**What you need to do**
Reproduce the data word for word, keeping every line complete.
-------- Records for this exercise --------
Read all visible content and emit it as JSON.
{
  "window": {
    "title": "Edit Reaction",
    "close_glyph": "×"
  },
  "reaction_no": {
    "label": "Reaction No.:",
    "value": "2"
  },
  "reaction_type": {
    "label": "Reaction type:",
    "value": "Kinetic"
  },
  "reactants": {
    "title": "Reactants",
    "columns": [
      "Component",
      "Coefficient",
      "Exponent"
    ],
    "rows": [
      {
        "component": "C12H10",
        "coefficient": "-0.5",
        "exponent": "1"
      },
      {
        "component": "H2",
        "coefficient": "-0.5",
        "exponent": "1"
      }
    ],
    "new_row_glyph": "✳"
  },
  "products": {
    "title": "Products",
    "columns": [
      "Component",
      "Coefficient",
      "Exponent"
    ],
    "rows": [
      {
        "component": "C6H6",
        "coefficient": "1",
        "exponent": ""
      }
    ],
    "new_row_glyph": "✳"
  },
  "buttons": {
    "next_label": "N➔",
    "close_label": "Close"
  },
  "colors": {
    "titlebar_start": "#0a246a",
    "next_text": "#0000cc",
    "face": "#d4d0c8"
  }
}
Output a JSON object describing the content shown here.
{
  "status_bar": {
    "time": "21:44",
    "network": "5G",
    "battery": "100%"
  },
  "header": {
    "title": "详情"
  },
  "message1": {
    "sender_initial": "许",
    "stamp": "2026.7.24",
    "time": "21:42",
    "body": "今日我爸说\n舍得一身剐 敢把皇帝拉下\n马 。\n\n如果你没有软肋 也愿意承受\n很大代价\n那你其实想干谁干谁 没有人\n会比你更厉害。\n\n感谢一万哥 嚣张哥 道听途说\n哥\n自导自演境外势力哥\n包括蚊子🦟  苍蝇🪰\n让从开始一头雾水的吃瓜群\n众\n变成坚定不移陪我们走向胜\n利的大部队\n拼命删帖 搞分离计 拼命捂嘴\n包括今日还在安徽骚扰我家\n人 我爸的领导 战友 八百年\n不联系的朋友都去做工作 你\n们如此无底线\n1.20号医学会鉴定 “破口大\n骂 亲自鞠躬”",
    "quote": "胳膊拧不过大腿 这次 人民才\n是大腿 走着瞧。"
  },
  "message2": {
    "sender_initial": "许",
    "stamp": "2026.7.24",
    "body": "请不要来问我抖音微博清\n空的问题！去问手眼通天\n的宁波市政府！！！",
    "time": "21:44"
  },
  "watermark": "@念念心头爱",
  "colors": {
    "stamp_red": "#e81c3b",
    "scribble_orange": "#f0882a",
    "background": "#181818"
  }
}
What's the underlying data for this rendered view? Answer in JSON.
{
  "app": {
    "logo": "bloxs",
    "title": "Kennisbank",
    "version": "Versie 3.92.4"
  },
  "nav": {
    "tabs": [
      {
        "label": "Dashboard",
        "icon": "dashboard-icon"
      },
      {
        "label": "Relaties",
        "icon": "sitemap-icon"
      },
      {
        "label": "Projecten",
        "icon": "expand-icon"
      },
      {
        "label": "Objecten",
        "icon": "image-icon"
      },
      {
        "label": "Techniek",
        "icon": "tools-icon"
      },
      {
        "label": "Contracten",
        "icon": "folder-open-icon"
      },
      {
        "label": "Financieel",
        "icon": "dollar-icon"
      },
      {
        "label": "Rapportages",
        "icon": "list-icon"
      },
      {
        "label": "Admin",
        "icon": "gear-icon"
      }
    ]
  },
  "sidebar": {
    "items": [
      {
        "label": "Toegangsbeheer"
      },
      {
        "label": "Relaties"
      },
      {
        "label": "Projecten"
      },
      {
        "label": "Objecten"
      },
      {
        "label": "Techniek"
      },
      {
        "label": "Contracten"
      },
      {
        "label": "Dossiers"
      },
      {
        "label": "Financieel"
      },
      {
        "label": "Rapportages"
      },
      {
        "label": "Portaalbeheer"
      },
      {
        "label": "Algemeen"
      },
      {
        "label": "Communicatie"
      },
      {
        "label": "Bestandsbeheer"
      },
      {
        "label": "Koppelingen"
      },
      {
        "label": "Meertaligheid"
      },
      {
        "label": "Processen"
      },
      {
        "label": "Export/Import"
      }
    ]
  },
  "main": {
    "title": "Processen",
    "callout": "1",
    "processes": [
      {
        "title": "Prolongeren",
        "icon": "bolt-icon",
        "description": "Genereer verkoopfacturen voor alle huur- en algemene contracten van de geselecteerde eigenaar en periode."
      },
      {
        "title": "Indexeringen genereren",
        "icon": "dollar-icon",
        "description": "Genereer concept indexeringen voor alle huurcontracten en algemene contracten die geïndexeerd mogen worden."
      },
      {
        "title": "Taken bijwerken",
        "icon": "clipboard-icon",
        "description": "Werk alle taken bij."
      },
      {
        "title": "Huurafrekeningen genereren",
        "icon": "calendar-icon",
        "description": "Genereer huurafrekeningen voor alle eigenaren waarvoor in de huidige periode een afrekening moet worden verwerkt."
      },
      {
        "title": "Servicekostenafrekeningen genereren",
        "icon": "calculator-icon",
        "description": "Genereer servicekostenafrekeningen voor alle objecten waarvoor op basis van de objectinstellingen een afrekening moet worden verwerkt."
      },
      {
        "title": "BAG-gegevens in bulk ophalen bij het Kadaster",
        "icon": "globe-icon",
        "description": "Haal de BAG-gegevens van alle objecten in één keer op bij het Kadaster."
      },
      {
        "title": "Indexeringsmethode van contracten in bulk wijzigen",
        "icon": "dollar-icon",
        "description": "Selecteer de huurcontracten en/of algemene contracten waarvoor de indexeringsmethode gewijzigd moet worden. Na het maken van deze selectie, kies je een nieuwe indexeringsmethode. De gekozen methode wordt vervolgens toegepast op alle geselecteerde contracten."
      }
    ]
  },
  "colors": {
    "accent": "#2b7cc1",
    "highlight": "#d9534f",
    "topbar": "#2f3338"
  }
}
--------
**Result below**
Read all visible content and emit it as JSON.
{
  "window": {
    "title": "Edit Reaction",
    "close_glyph": "×"
  },
  "reaction_no": {
    "label": "Reaction No.:",
    "value": "2"
  },
  "reaction_type": {
    "label": "Reaction type:",
    "value": "Kinetic"
  },
  "reactants": {
    "title": "Reactants",
    "columns": [
      "Component",
      "Coefficient",
      "Exponent"
    ],
    "rows": [
      {
        "component": "C12H10",
        "coefficient": "-0.5",
        "exponent": "1"
      },
      {
        "component": "H2",
        "coefficient": "-0.5",
        "exponent": "1"
      }
    ],
    "new_row_glyph": "✳"
  },
  "products": {
    "title": "Products",
    "columns": [
      "Component",
      "Coefficient",
      "Exponent"
    ],
    "rows": [
      {
        "component": "C6H6",
        "coefficient": "1",
        "exponent": ""
      }
    ],
    "new_row_glyph": "✳"
  },
  "buttons": {
    "next_label": "N➔",
    "close_label": "Close"
  },
  "colors": {
    "titlebar_start": "#0a246a",
    "next_text": "#0000cc",
    "face": "#d4d0c8"
  }
}
Output a JSON object describing the content shown here.
{
  "status_bar": {
    "time": "21:44",
    "network": "5G",
    "battery": "100%"
  },
  "header": {
    "title": "详情"
  },
  "message1": {
    "sender_initial": "许",
    "stamp": "2026.7.24",
    "time": "21:42",
    "body": "今日我爸说\n舍得一身剐 敢把皇帝拉下\n马 。\n\n如果你没有软肋 也愿意承受\n很大代价\n那你其实想干谁干谁 没有人\n会比你更厉害。\n\n感谢一万哥 嚣张哥 道听途说\n哥\n自导自演境外势力哥\n包括蚊子🦟  苍蝇🪰\n让从开始一头雾水的吃瓜群\n众\n变成坚定不移陪我们走向胜\n利的大部队\n拼命删帖 搞分离计 拼命捂嘴\n包括今日还在安徽骚扰我家\n人 我爸的领导 战友 八百年\n不联系的朋友都去做工作 你\n们如此无底线\n1.20号医学会鉴定 “破口大\n骂 亲自鞠躬”",
    "quote": "胳膊拧不过大腿 这次 人民才\n是大腿 走着瞧。"
  },
  "message2": {
    "sender_initial": "许",
    "stamp": "2026.7.24",
    "body": "请不要来问我抖音微博清\n空的问题！去问手眼通天\n的宁波市政府！！！",
    "time": "21:44"
  },
  "watermark": "@念念心头爱",
  "colors": {
    "stamp_red": "#e81c3b",
    "scribble_orange": "#f0882a",
    "background": "#181818"
  }
}
What's the underlying data for this rendered view? Answer in JSON.
{
  "app": {
    "logo": "bloxs",
    "title": "Kennisbank",
    "version": "Versie 3.92.4"
  },
  "nav": {
    "tabs": [
      {
        "label": "Dashboard",
        "icon": "dashboard-icon"
      },
      {
        "label": "Relaties",
        "icon": "sitemap-icon"
      },
      {
        "label": "Projecten",
        "icon": "expand-icon"
      },
      {
        "label": "Objecten",
        "icon": "image-icon"
      },
      {
        "label": "Techniek",
        "icon": "tools-icon"
      },
      {
        "label": "Contracten",
        "icon": "folder-open-icon"
      },
      {
        "label": "Financieel",
        "icon": "dollar-icon"
      },
      {
        "label": "Rapportages",
        "icon": "list-icon"
      },
      {
        "label": "Admin",
        "icon": "gear-icon"
      }
    ]
  },
  "sidebar": {
    "items": [
      {
        "label": "Toegangsbeheer"
      },
      {
        "label": "Relaties"
      },
      {
        "label": "Projecten"
      },
      {
        "label": "Objecten"
      },
      {
        "label": "Techniek"
      },
      {
        "label": "Contracten"
      },
      {
        "label": "Dossiers"
      },
      {
        "label": "Financieel"
      },
      {
        "label": "Rapportages"
      },
      {
        "label": "Portaalbeheer"
      },
      {
        "label": "Algemeen"
      },
      {
        "label": "Communicatie"
      },
      {
        "label": "Bestandsbeheer"
      },
      {
        "label": "Koppelingen"
      },
      {
        "label": "Meertaligheid"
      },
      {
        "label": "Processen"
      },
      {
        "label": "Export/Import"
      }
    ]
  },
  "main": {
    "title": "Processen",
    "callout": "1",
    "processes": [
      {
        "title": "Prolongeren",
        "icon": "bolt-icon",
        "description": "Genereer verkoopfacturen voor alle huur- en algemene contracten van de geselecteerde eigenaar en periode."
      },
      {
        "title": "Indexeringen genereren",
        "icon": "dollar-icon",
        "description": "Genereer concept indexeringen voor alle huurcontracten en algemene contracten die geïndexeerd mogen worden."
      },
      {
        "title": "Taken bijwerken",
        "icon": "clipboard-icon",
        "description": "Werk alle taken bij."
      },
      {
        "title": "Huurafrekeningen genereren",
        "icon": "calendar-icon",
        "description": "Genereer huurafrekeningen voor alle eigenaren waarvoor in de huidige periode een afrekening moet worden verwerkt."
      },
      {
        "title": "Servicekostenafrekeningen genereren",
        "icon": "calculator-icon",
        "description": "Genereer servicekostenafrekeningen voor alle objecten waarvoor op basis van de objectinstellingen een afrekening moet worden verwerkt."
      },
      {
        "title": "BAG-gegevens in bulk ophalen bij het Kadaster",
        "icon": "globe-icon",
        "description": "Haal de BAG-gegevens van alle objecten in één keer op bij het Kadaster."
      },
      {
        "title": "Indexeringsmethode van contracten in bulk wijzigen",
        "icon": "dollar-icon",
        "description": "Selecteer de huurcontracten en/of algemene contracten waarvoor de indexeringsmethode gewijzigd moet worden. Na het maken van deze selectie, kies je een nieuwe indexeringsmethode. De gekozen methode wordt vervolgens toegepast op alle geselecteerde contracten."
      }
    ]
  },
  "colors": {
    "accent": "#2b7cc1",
    "highlight": "#d9534f",
    "topbar": "#2f3338"
  }
}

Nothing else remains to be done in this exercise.